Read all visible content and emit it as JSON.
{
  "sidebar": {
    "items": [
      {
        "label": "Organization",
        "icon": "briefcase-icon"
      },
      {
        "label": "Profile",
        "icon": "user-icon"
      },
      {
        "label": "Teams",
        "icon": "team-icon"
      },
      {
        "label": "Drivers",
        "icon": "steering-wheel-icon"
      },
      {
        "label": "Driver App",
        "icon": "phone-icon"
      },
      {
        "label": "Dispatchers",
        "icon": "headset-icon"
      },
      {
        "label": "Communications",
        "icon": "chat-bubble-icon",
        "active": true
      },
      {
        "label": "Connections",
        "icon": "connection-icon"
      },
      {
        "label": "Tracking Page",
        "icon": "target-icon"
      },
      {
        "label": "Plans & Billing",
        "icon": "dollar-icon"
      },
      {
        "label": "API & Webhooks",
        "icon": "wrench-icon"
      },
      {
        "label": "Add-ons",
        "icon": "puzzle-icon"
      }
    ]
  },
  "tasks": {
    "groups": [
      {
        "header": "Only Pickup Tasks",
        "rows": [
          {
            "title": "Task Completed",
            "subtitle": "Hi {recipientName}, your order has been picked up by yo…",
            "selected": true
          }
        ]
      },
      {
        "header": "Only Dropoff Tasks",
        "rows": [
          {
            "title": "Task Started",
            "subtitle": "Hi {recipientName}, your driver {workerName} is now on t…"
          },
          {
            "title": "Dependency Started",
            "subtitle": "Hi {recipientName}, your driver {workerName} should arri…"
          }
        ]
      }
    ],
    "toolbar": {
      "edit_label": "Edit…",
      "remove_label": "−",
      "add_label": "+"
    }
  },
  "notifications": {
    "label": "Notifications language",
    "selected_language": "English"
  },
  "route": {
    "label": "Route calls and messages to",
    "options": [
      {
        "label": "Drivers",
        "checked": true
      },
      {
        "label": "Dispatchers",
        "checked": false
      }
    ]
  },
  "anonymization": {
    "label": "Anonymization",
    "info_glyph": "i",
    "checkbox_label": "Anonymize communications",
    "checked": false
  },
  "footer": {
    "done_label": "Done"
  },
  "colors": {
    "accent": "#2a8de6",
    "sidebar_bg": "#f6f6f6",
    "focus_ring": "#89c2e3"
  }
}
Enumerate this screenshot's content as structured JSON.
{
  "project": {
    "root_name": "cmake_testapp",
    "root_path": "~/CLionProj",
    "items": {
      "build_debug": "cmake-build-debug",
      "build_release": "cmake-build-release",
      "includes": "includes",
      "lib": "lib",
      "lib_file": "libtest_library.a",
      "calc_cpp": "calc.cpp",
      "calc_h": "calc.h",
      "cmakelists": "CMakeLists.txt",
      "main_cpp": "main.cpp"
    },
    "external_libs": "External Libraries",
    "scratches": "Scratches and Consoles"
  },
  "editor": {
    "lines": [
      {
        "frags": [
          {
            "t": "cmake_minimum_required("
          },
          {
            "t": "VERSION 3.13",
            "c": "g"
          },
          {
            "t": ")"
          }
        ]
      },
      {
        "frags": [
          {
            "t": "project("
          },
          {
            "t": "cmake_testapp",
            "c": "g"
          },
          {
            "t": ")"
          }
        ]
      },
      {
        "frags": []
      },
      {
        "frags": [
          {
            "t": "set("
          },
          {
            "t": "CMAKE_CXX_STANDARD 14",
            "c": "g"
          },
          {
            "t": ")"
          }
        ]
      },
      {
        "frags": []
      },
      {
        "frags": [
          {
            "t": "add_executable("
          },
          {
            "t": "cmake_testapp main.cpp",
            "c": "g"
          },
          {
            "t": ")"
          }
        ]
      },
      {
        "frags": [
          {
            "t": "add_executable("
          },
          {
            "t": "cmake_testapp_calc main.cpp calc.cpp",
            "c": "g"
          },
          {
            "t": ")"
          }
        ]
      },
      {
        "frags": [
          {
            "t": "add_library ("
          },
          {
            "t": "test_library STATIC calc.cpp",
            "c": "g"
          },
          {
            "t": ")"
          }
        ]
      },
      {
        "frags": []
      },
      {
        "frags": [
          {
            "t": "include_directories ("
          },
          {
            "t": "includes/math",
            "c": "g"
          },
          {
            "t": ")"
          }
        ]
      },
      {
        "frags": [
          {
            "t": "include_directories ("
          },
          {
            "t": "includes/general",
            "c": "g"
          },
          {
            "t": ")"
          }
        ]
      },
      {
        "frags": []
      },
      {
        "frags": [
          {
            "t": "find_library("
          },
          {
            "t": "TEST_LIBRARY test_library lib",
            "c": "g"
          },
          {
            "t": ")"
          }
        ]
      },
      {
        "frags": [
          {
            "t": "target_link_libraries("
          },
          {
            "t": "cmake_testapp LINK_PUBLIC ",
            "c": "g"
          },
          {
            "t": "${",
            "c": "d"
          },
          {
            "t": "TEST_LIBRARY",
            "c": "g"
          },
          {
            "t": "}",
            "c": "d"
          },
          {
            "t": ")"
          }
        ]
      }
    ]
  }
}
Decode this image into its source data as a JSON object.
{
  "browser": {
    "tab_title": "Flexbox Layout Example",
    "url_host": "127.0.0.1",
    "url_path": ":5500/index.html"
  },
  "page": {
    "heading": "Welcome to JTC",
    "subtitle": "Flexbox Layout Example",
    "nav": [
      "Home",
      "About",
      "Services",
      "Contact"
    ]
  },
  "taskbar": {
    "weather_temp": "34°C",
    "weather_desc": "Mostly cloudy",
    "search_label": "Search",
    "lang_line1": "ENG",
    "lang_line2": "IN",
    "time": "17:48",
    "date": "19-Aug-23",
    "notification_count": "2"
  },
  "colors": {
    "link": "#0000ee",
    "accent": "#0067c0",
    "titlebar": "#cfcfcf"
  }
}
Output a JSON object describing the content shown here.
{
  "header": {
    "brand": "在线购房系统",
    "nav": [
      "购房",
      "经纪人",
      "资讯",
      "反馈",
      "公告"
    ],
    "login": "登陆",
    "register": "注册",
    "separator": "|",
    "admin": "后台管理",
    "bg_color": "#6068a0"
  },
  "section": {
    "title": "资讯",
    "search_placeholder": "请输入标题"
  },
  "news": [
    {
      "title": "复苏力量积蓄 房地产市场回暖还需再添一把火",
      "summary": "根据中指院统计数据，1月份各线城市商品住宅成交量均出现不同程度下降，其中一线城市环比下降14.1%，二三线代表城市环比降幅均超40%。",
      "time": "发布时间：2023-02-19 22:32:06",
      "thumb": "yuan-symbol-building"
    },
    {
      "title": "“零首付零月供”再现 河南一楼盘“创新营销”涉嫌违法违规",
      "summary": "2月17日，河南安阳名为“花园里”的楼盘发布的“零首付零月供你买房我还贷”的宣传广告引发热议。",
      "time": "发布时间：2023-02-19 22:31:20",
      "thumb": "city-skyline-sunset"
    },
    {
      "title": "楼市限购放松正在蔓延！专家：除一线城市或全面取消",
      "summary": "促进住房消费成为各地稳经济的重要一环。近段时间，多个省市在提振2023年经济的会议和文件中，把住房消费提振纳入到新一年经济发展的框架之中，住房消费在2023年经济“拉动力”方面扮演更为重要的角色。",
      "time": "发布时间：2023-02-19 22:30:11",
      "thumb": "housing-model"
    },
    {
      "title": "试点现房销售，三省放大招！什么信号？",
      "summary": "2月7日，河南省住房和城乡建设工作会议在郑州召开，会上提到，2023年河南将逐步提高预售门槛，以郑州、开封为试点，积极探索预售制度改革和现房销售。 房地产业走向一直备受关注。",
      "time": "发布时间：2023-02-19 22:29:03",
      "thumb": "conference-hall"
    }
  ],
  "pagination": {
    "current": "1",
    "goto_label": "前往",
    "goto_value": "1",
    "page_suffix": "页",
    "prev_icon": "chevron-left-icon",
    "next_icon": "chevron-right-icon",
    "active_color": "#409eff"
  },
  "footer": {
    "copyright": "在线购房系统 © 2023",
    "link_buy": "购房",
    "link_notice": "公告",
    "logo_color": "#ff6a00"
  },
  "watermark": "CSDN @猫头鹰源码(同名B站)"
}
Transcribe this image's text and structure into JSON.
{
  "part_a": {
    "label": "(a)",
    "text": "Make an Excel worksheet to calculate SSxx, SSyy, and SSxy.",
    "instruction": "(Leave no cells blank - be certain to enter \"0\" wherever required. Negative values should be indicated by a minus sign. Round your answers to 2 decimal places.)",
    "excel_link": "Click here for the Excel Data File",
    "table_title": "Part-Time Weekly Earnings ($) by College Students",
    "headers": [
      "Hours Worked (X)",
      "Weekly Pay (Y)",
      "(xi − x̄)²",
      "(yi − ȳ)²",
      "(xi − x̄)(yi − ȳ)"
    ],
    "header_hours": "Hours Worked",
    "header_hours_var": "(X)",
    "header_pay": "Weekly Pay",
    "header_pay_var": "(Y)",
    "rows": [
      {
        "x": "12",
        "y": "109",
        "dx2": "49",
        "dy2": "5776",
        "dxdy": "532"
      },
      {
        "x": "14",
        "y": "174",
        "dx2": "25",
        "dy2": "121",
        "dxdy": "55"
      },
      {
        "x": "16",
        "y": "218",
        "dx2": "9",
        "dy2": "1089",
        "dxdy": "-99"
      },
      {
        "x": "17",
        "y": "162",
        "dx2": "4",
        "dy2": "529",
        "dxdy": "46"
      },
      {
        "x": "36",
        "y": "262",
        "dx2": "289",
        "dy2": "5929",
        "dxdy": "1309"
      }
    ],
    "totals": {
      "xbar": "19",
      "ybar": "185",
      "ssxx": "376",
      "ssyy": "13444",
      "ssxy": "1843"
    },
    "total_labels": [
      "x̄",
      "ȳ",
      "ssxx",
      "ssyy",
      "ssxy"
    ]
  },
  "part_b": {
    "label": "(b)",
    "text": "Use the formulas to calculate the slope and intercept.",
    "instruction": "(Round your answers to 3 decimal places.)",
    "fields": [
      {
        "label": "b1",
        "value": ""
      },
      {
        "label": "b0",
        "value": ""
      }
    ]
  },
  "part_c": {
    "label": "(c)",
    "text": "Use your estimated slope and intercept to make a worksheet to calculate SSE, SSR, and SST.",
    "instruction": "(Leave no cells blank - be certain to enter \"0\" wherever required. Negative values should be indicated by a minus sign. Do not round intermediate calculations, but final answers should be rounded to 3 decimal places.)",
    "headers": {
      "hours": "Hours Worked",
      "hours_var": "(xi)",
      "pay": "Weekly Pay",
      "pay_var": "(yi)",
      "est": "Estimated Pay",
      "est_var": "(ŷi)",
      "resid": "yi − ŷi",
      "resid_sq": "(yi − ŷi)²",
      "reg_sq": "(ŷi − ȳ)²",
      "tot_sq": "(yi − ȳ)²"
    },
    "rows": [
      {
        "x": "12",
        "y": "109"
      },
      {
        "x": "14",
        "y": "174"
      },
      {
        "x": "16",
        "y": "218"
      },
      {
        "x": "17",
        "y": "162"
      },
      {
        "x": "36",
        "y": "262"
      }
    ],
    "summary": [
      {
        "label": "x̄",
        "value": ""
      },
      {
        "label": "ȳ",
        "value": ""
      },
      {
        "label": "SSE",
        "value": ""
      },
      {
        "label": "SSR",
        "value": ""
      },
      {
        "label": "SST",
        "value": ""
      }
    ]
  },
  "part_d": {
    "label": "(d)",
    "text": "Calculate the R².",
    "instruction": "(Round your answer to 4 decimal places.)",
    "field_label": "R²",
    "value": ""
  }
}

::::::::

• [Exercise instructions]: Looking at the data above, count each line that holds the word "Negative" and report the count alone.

• [Result for this task]: 2